┌────────
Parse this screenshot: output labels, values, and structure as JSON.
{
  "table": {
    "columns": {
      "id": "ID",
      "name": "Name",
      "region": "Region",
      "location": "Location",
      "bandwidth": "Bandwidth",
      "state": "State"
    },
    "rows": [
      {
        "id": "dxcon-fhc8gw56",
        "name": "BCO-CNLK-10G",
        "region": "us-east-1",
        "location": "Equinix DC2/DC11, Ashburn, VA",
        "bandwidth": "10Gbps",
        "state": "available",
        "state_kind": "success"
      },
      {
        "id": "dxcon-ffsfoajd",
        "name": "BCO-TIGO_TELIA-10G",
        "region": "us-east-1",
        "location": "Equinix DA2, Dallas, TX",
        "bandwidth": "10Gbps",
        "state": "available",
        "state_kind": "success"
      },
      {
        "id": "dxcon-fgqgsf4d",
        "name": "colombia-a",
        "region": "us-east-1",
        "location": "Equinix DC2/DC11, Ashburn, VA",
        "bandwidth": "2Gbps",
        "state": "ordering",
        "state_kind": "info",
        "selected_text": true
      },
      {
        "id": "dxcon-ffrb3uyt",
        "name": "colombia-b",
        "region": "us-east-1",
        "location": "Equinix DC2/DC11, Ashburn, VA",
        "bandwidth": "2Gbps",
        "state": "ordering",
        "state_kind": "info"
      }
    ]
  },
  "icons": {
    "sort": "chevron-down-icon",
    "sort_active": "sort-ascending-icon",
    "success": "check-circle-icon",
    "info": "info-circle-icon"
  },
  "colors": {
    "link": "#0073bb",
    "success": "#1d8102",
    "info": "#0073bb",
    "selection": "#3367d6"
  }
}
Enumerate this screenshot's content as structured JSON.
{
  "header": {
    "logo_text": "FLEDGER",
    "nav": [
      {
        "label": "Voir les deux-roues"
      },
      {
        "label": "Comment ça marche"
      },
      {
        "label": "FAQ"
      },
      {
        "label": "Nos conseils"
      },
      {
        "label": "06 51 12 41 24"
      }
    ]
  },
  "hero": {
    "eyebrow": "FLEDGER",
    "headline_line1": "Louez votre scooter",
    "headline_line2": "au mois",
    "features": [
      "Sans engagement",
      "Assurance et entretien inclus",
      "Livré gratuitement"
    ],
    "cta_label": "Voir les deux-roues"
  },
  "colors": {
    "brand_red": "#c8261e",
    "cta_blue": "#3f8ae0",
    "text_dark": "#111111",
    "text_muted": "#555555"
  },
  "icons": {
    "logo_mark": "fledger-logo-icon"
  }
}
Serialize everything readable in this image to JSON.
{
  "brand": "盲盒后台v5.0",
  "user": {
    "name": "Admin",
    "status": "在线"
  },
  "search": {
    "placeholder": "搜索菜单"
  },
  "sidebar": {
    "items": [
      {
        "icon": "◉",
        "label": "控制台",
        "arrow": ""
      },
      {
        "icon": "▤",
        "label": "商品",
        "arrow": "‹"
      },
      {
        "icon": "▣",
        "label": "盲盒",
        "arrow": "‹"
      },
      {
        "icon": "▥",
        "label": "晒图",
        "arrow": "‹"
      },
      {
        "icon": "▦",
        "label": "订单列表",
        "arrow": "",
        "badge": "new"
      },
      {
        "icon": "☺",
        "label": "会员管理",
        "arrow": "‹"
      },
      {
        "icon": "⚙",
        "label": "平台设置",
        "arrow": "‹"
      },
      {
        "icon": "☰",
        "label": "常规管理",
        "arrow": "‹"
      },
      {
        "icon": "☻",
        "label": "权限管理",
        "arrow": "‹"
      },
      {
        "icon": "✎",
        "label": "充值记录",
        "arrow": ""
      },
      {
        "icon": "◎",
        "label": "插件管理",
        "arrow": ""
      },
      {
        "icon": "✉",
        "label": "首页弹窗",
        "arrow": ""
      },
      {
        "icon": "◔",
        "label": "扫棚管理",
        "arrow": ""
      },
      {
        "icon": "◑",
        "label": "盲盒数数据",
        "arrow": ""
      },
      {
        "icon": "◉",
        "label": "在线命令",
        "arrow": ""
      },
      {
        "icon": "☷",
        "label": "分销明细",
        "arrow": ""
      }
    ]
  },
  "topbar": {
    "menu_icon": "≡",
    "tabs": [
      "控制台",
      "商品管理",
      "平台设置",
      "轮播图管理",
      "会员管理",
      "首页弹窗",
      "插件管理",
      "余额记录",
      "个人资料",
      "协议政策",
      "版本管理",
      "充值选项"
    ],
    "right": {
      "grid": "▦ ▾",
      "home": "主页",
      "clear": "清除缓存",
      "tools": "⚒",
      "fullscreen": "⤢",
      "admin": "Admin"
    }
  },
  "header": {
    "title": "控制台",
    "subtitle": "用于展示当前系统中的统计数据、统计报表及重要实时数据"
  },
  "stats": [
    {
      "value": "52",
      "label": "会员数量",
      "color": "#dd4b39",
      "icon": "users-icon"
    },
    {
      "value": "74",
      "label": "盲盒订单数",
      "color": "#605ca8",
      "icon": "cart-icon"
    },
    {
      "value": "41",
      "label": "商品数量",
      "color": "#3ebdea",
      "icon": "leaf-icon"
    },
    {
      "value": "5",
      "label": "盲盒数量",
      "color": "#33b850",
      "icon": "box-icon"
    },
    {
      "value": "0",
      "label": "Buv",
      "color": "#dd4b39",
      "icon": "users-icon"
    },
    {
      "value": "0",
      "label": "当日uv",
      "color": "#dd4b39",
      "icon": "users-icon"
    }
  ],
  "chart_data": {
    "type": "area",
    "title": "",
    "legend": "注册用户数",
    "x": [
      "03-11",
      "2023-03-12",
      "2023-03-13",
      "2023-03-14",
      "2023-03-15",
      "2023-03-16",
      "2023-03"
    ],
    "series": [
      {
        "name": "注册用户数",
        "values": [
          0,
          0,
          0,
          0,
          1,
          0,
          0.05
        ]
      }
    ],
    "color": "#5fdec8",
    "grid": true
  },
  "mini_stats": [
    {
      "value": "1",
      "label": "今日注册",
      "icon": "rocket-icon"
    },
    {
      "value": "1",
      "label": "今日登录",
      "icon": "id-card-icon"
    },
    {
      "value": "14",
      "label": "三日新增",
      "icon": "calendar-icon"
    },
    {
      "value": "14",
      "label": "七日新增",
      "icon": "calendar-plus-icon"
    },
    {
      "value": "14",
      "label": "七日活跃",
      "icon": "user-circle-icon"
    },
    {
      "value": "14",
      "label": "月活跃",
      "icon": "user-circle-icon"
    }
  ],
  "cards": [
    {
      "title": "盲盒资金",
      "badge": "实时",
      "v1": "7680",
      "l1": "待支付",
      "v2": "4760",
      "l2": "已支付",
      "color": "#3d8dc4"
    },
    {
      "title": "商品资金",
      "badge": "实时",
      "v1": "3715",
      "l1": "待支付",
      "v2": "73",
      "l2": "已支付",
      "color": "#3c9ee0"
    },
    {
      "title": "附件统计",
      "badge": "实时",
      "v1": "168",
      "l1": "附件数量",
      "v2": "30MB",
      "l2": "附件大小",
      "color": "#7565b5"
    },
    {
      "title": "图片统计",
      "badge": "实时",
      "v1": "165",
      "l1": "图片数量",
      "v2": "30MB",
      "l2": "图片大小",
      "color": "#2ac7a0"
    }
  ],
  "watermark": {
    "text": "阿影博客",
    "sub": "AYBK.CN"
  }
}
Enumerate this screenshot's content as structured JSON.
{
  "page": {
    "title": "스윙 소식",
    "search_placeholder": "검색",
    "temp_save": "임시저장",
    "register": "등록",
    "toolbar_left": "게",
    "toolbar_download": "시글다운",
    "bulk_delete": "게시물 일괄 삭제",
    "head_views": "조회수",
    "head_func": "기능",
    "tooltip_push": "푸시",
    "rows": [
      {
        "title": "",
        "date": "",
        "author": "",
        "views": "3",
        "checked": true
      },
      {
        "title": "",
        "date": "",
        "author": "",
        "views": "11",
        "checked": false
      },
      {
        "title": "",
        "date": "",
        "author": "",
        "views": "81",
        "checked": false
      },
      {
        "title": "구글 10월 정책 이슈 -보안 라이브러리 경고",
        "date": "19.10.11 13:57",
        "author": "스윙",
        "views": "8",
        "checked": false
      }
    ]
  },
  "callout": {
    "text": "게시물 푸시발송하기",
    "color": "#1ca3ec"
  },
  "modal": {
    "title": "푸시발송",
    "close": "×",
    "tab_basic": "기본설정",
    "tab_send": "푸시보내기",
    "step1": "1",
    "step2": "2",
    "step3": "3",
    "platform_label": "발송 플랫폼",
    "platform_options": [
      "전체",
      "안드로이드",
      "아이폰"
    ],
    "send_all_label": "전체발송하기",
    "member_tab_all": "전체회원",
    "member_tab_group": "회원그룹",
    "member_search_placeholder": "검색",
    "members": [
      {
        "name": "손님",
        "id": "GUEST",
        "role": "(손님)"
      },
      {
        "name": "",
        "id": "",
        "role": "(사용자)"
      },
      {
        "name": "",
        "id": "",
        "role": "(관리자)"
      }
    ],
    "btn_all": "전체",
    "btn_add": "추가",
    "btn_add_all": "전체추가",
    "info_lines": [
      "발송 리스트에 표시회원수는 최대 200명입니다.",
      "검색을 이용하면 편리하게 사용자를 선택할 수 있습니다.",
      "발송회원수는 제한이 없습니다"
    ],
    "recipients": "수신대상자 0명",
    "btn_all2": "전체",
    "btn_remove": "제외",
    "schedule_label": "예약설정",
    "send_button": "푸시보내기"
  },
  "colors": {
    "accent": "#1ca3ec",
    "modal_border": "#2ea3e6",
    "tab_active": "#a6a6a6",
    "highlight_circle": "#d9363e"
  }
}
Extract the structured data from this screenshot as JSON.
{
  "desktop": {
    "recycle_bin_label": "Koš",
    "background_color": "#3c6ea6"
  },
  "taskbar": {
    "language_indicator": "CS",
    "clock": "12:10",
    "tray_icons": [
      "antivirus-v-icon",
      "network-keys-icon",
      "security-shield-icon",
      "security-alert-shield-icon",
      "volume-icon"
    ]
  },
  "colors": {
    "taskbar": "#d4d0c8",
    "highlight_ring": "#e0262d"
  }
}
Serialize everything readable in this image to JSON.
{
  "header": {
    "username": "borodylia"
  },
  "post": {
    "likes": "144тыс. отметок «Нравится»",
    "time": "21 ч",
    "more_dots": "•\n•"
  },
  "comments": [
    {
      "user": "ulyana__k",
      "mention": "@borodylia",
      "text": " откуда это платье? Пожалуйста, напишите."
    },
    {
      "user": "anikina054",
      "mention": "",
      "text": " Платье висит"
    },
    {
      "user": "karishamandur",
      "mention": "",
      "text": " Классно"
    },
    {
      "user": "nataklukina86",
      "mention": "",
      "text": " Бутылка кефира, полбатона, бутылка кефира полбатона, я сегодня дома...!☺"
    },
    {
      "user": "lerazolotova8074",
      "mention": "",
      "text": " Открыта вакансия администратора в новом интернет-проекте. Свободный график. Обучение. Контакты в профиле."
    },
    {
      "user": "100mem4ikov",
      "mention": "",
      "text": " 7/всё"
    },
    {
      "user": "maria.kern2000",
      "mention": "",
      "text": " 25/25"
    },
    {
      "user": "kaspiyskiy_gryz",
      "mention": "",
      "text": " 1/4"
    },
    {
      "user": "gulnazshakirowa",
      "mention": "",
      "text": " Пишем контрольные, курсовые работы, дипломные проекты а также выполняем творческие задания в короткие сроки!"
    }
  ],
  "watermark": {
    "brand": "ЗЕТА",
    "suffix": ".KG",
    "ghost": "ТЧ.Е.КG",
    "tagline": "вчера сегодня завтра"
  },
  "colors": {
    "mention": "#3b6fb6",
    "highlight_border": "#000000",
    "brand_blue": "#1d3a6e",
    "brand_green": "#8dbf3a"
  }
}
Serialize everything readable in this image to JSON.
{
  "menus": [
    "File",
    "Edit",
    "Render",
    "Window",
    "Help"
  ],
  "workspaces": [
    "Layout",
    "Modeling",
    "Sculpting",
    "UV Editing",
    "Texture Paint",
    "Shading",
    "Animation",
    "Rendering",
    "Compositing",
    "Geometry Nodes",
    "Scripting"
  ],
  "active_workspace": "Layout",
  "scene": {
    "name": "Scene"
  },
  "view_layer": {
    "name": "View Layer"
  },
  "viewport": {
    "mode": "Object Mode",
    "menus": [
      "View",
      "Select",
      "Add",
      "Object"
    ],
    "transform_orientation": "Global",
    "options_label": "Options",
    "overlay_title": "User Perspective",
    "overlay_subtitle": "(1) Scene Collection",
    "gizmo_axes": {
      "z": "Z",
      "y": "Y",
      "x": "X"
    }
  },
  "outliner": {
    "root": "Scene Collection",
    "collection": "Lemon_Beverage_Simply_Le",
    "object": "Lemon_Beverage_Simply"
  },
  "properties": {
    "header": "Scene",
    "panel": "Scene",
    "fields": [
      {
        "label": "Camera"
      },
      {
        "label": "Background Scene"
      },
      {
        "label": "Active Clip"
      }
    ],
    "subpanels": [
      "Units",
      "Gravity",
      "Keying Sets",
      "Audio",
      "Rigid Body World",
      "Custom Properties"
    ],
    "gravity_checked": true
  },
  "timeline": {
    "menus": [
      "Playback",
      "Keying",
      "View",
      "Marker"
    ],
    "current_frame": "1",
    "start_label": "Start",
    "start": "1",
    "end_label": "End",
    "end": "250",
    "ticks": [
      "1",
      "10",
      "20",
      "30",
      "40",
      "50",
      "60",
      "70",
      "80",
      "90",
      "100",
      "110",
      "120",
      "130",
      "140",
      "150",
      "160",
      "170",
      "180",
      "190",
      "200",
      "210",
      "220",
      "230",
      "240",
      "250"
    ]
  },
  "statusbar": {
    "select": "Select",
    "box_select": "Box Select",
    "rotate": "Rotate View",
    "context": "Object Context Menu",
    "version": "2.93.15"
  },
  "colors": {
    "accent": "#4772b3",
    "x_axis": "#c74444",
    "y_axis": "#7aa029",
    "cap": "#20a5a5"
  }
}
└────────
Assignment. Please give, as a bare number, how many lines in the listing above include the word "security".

Written solution. 2